**What the task requires**
Restate each of the lines given below, word for word.

**Data**
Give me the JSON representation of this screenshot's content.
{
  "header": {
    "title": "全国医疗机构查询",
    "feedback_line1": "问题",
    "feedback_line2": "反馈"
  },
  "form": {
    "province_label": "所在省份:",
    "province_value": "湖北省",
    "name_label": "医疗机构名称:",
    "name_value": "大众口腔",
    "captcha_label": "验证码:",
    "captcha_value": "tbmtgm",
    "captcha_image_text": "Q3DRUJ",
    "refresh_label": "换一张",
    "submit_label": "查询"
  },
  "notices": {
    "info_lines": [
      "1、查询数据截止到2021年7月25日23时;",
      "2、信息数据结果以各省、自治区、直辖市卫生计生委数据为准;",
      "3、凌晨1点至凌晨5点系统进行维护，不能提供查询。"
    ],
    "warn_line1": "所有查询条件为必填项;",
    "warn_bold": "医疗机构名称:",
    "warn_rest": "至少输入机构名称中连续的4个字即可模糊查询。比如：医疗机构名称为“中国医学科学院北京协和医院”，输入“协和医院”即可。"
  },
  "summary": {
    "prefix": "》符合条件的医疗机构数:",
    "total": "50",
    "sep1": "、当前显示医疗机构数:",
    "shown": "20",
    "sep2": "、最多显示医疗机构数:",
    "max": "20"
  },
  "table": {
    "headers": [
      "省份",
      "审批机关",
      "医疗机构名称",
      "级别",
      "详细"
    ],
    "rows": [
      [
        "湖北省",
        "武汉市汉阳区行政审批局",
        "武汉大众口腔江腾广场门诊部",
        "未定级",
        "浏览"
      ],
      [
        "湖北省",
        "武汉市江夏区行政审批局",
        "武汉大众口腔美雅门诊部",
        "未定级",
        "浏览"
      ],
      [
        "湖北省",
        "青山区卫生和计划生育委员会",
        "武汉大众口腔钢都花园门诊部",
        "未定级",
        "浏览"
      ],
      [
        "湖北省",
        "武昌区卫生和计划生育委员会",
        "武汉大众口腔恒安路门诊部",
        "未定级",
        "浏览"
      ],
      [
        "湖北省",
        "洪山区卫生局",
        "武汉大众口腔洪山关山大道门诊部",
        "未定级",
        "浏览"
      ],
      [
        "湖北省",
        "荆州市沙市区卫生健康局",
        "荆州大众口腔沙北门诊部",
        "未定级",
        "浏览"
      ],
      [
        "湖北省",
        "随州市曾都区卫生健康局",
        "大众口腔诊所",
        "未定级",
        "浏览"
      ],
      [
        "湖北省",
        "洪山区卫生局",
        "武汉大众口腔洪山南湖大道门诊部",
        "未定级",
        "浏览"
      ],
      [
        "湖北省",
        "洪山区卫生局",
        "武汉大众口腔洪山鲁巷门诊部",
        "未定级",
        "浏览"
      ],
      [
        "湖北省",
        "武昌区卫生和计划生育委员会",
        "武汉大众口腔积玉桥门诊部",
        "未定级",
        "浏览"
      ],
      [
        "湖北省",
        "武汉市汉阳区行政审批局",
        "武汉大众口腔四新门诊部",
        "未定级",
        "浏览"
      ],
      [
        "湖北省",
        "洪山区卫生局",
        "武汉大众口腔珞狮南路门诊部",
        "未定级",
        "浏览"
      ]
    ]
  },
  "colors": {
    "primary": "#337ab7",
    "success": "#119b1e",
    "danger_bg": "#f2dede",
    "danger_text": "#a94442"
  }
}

**Task output**
Give me the JSON representation of this screenshot's content.
{
  "header": {
    "title": "全国医疗机构查询",
    "feedback_line1": "问题",
    "feedback_line2": "反馈"
  },
  "form": {
    "province_label": "所在省份:",
    "province_value": "湖北省",
    "name_label": "医疗机构名称:",
    "name_value": "大众口腔",
    "captcha_label": "验证码:",
    "captcha_value": "tbmtgm",
    "captcha_image_text": "Q3DRUJ",
    "refresh_label": "换一张",
    "submit_label": "查询"
  },
  "notices": {
    "info_lines": [
      "1、查询数据截止到2021年7月25日23时;",
      "2、信息数据结果以各省、自治区、直辖市卫生计生委数据为准;",
      "3、凌晨1点至凌晨5点系统进行维护，不能提供查询。"
    ],
    "warn_line1": "所有查询条件为必填项;",
    "warn_bold": "医疗机构名称:",
    "warn_rest": "至少输入机构名称中连续的4个字即可模糊查询。比如：医疗机构名称为“中国医学科学院北京协和医院”，输入“协和医院”即可。"
  },
  "summary": {
    "prefix": "》符合条件的医疗机构数:",
    "total": "50",
    "sep1": "、当前显示医疗机构数:",
    "shown": "20",
    "sep2": "、最多显示医疗机构数:",
    "max": "20"
  },
  "table": {
    "headers": [
      "省份",
      "审批机关",
      "医疗机构名称",
      "级别",
      "详细"
    ],
    "rows": [
      [
        "湖北省",
        "武汉市汉阳区行政审批局",
        "武汉大众口腔江腾广场门诊部",
        "未定级",
        "浏览"
      ],
      [
        "湖北省",
        "武汉市江夏区行政审批局",
        "武汉大众口腔美雅门诊部",
        "未定级",
        "浏览"
      ],
      [
        "湖北省",
        "青山区卫生和计划生育委员会",
        "武汉大众口腔钢都花园门诊部",
        "未定级",
        "浏览"
      ],
      [
        "湖北省",
        "武昌区卫生和计划生育委员会",
        "武汉大众口腔恒安路门诊部",
        "未定级",
        "浏览"
      ],
      [
        "湖北省",
        "洪山区卫生局",
        "武汉大众口腔洪山关山大道门诊部",
        "未定级",
        "浏览"
      ],
      [
        "湖北省",
        "荆州市沙市区卫生健康局",
        "荆州大众口腔沙北门诊部",
        "未定级",
        "浏览"
      ],
      [
        "湖北省",
        "随州市曾都区卫生健康局",
        "大众口腔诊所",
        "未定级",
        "浏览"
      ],
      [
        "湖北省",
        "洪山区卫生局",
        "武汉大众口腔洪山南湖大道门诊部",
        "未定级",
        "浏览"
      ],
      [
        "湖北省",
        "洪山区卫生局",
        "武汉大众口腔洪山鲁巷门诊部",
        "未定级",
        "浏览"
      ],
      [
        "湖北省",
        "武昌区卫生和计划生育委员会",
        "武汉大众口腔积玉桥门诊部",
        "未定级",
        "浏览"
      ],
      [
        "湖北省",
        "武汉市汉阳区行政审批局",
        "武汉大众口腔四新门诊部",
        "未定级",
        "浏览"
      ],
      [
        "湖北省",
        "洪山区卫生局",
        "武汉大众口腔珞狮南路门诊部",
        "未定级",
        "浏览"
      ]
    ]
  },
  "colors": {
    "primary": "#337ab7",
    "success": "#119b1e",
    "danger_bg": "#f2dede",
    "danger_text": "#a94442"
  }
}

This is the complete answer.